Experimenting with Broadway

Posted on by Matthias Noback

Event sourcing with Broadway

At the Dutch PHP Conference I attended a workshop by Beau Simensen and Willem-Jan Zijderveld. They showed us some examples of how to work with Broadway, a framework for event sourcing, with full Symfony integration, created by the smart people at Qandidate.

During my two weeks of funemployment, before starting my new job at Ibuildings, I decided to recreate one of my previous projects using Broadway. As it turns out, it's a great framework that's quite easy to use and is very powerful at the same time. Even though it's not a stable package (as in, it's still in the 0.x version range), I think it's safe to depend on it.

For me it wasn't hard to find out how to do things with Broadway because I had attended the workshop. I can imagine that it will be harder for people who didn't. Anyway, I'd recommend you to take a look at Beau's slides and the demo project he used in the workshop.

What's great about Broadway is that it takes away many of your infrastructural concerns and lets you focus on developing a proper domain model and write commands and command handlers to interact with it. Of course, this means there will be enough left for you to personally struggle with.

Introducing the broadway-serialization library

Something that I noticed during the workshop is that domain event classes as well as view model classes contain a lot of code that is just there to support serialization/deserialization. Domain events will be stored in the event store as a JSON serialized object. View models will (by default) be stored in an ElasticSearch database (also using JSON). As an example of what it takes to make such objects serializable, take a look at the PostWasPublished event:

use Broadway\Serializer\SerializableInterface;

class PostWasPublished implements SerializableInterface
{
    ...
    public static function deserialize(array $data)
    {
        return new static(
            $data['id'],
            $data['title'],
            $data['content'],
            $data['category']
        );
    }

    public function serialize()
    {
        return [
            'id' => $this->id,
            'title' => $this->title,
            'content' => $this->content,
            'category' => $this->category,
        ];
    }
}

Writing this type of code is quite repetitive, boring, yet error-prone. After a couple of hours of doing this, it started itching so badly that I decided to create a very simple library that would save me from this. Because I think many Broadway users would be helped by it, I open sourced it.

Using matthiasnoback/broadway-serialization you can remove the serialize() and deserialize() methods from your serializable classes and instead just use a trait:

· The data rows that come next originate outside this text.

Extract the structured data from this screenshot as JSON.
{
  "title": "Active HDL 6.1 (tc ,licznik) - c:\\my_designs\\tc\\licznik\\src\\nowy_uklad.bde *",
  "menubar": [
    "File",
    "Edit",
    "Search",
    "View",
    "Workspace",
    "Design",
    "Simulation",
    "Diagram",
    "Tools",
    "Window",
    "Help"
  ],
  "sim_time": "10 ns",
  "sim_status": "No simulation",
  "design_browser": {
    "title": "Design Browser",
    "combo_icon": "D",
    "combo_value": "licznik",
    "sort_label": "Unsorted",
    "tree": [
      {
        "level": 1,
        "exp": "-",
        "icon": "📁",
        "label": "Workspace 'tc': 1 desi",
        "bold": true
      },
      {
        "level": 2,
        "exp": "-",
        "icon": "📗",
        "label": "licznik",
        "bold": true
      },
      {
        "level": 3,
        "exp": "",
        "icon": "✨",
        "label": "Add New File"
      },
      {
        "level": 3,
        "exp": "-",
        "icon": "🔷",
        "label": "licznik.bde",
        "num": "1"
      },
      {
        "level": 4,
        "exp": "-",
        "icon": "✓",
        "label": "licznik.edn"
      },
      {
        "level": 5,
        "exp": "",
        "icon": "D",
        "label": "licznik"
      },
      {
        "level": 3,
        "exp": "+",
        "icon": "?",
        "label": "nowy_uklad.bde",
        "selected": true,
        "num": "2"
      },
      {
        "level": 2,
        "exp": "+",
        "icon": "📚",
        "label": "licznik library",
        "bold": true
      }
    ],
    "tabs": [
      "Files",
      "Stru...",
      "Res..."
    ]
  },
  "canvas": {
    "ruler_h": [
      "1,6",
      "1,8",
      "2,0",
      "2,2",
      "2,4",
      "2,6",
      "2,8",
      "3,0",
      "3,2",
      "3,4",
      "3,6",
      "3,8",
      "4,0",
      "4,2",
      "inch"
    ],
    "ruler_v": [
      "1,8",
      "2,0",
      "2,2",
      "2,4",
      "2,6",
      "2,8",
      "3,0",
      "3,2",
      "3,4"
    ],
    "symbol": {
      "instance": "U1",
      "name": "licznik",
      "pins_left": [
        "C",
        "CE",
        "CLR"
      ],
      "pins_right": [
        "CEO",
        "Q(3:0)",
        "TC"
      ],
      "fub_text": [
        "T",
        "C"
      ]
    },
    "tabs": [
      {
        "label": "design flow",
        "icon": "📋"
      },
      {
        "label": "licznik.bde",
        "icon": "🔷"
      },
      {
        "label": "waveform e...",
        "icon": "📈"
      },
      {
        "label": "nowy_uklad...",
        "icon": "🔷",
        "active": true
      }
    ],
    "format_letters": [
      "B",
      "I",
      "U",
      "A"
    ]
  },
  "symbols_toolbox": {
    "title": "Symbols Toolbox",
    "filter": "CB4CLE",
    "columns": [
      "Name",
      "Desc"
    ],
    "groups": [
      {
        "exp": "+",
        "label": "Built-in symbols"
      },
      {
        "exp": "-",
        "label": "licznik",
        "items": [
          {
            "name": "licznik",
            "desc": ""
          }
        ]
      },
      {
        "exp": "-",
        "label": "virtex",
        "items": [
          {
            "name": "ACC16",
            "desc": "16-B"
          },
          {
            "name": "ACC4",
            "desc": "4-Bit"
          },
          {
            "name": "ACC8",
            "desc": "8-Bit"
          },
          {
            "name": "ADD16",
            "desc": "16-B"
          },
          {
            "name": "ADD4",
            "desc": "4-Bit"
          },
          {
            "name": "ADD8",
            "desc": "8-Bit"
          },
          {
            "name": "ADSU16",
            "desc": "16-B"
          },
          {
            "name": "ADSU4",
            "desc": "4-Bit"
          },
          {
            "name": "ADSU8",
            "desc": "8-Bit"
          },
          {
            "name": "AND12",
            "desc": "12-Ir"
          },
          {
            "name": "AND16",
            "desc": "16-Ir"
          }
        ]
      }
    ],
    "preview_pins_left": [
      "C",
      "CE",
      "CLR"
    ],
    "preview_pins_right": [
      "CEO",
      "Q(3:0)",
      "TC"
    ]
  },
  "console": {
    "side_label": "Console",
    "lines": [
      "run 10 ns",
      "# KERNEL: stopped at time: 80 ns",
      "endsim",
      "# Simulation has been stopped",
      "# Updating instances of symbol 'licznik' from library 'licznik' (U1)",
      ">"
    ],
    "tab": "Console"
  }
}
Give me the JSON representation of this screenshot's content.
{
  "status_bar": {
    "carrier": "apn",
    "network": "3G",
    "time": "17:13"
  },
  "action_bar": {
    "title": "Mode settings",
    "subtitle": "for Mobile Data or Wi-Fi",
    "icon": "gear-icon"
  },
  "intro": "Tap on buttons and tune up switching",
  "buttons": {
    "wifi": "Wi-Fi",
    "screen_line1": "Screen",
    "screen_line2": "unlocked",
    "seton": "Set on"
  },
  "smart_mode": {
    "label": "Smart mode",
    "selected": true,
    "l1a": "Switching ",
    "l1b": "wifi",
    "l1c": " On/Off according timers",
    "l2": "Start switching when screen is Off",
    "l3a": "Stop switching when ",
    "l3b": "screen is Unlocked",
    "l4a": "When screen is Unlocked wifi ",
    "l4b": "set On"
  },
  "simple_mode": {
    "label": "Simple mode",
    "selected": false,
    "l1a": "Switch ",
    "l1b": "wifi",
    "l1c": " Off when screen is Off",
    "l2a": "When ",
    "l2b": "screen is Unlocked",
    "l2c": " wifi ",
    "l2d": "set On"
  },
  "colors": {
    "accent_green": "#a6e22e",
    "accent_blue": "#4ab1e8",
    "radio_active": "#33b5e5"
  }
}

use Broadway\Serializer\SerializableInterface;
use BroadwaySerialization\Serializable;

class PostWasPublished implements SerializableInterface
{
    use Serializable;

    ...
}

If some of the properties contains (an array) of objects, you need to provide a callable that is able to reconstitute those objects, like this:

class PostWasPublished implements SerializableInterface
{
    /**
     * @var PublishedAt
     */
    private $publishedAt;

    protected static function deserializationCallbacks()
    {
        return [
            'publishedAt' => ['PublishedAt', 'deserialize']
        ];
    }

There's also a Symfony integration for this library. Take a look at the project's README to find out more about it.

Let me know if you have any feedback about this library.

Sagas

Something that's missing in Broadway, and was requested quite often, is an example of how to work with sagas. It turned out that a part of the implementation was still missing. I'm working on a pull request to solve some of the issues. When it's done, it should be possible to use sagas in your application.

It's probably wise to read up on the subject. In summary, it's quite a cool concept. When handling a command, an aggregate produces domain events. A saga subscribes to these events and dispatches new commands based on them. Meanwhile it keeps any information it needs in order to decide if or when to dispatch those commands.

Sagas are useful to coordinate actions across bounded contexts, when a new piece of knowledge about what happened "out there" requires some action to be taken "in here".

I know that the authors of Broadway, based on their experience with sagas, have come to the conclusion that they shouldn't be used that often. I guess that's why it's not documented that well. Personally I think it's a great tool that every Broadway user should have in their toolbox, hence my effort to make it work and document it.

SimpleBus

When I tweeted about the fact that I was using Broadway now, Loïc Chardonnet asked me: "What's going to happen to SimpleBus?". I think it makes sense to answer the question here again, but with some more words.

Broadway itself contains a command bus implementation, which works perfectly fine. It's a lot simpler than the one from SimpleBus though, since some of the problems SimpleBus tries to solve, are automatically being solved if you use a full event sourcing solution like Broadway. That's why I'd say: if you use Broadway, don't bother to use SimpleBus as well.

If you don't use Broadway, then I'd definitely recommend using SimpleBus. It helps you move your application in better directions. With SimpleBus a hexagonal design style, CQRS and proper DDD are just around the corner. Of course it's not going to do all the work for you. Remember that SimpleBus, as well as any other command bus library, is just a very simple, insignificant thing in your application. Its supportive strength is what matters.

PHP Symfony event sourcing DDD Broadway bundle serialization